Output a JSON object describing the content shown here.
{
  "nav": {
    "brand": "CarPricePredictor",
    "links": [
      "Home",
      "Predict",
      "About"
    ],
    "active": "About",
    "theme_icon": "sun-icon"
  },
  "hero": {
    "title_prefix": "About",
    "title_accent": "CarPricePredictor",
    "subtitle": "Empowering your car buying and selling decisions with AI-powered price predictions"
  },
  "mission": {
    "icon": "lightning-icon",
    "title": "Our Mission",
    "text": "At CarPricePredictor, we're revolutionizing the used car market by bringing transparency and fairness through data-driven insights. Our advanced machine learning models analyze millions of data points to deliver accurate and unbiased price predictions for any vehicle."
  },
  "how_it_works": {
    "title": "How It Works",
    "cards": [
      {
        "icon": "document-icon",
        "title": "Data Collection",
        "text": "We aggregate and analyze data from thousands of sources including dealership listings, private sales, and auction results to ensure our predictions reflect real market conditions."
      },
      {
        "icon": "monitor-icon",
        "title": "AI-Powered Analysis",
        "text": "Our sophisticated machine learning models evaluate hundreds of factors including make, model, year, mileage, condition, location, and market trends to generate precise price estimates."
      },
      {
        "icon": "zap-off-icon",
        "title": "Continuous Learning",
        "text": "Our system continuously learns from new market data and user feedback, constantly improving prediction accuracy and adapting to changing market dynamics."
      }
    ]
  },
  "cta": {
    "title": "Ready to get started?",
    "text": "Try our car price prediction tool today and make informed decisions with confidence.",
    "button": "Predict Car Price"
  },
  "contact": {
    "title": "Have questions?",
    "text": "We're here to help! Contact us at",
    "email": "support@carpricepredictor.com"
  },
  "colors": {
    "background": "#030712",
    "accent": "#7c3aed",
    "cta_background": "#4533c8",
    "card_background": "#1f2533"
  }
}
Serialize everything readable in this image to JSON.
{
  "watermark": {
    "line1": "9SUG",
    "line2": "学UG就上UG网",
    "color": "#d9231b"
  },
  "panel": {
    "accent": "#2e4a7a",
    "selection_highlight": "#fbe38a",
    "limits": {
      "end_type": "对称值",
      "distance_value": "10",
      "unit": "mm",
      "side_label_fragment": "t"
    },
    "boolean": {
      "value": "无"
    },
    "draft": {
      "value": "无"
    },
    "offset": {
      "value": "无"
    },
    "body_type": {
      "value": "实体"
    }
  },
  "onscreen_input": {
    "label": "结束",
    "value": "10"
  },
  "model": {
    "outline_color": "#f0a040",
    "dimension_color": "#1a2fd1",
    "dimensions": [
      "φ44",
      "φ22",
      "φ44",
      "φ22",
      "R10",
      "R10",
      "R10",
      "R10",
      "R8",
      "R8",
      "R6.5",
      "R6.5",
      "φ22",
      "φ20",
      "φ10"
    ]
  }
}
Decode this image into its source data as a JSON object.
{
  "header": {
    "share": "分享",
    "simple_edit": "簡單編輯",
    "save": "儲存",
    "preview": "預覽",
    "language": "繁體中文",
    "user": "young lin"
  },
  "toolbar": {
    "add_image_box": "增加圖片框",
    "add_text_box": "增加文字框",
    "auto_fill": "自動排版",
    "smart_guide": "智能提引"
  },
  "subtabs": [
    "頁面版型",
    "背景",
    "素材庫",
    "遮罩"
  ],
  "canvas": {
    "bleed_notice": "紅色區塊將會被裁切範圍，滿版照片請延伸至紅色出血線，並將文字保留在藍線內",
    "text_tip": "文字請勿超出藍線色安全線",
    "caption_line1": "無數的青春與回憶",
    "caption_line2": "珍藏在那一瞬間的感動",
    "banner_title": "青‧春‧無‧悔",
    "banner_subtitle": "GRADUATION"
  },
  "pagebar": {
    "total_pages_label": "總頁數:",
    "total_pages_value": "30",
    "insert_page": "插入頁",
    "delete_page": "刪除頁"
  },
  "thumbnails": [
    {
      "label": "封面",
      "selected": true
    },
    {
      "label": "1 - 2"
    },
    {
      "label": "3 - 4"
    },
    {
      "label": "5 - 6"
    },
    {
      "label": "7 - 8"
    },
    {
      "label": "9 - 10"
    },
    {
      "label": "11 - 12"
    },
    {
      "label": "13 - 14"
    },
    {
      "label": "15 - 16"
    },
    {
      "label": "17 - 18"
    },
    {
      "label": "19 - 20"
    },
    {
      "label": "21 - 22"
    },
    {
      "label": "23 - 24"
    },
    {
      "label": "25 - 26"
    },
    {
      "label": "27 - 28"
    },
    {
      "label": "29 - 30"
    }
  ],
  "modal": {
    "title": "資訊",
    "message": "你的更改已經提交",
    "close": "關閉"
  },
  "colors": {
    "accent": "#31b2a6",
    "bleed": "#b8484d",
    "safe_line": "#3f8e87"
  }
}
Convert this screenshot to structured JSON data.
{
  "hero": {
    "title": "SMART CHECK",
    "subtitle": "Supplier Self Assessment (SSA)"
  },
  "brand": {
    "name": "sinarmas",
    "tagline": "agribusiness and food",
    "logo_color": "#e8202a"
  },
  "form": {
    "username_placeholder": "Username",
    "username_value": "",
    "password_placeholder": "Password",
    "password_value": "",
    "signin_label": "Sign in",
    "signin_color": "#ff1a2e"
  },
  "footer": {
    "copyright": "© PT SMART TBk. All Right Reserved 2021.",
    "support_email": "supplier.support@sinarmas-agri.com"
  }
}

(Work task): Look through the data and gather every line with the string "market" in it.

(Response for this exercise):
    "text": "At CarPricePredictor, we're revolutionizing the used car market by bringing transparency and fairness through data-driven insights. Our advanced machine learning models analyze millions of data points to deliver accurate and unbiased price predictions for any vehicle."
        "text": "We aggregate and analyze data from thousands of sources including dealership listings, private sales, and auction results to ensure our predictions reflect real market conditions."
        "text": "Our sophisticated machine learning models evaluate hundreds of factors including make, model, year, mileage, condition, location, and market trends to generate precise price estimates."
        "text": "Our system continuously learns from new market data and user feedback, constantly improving prediction accuracy and adapting to changing market dynamics."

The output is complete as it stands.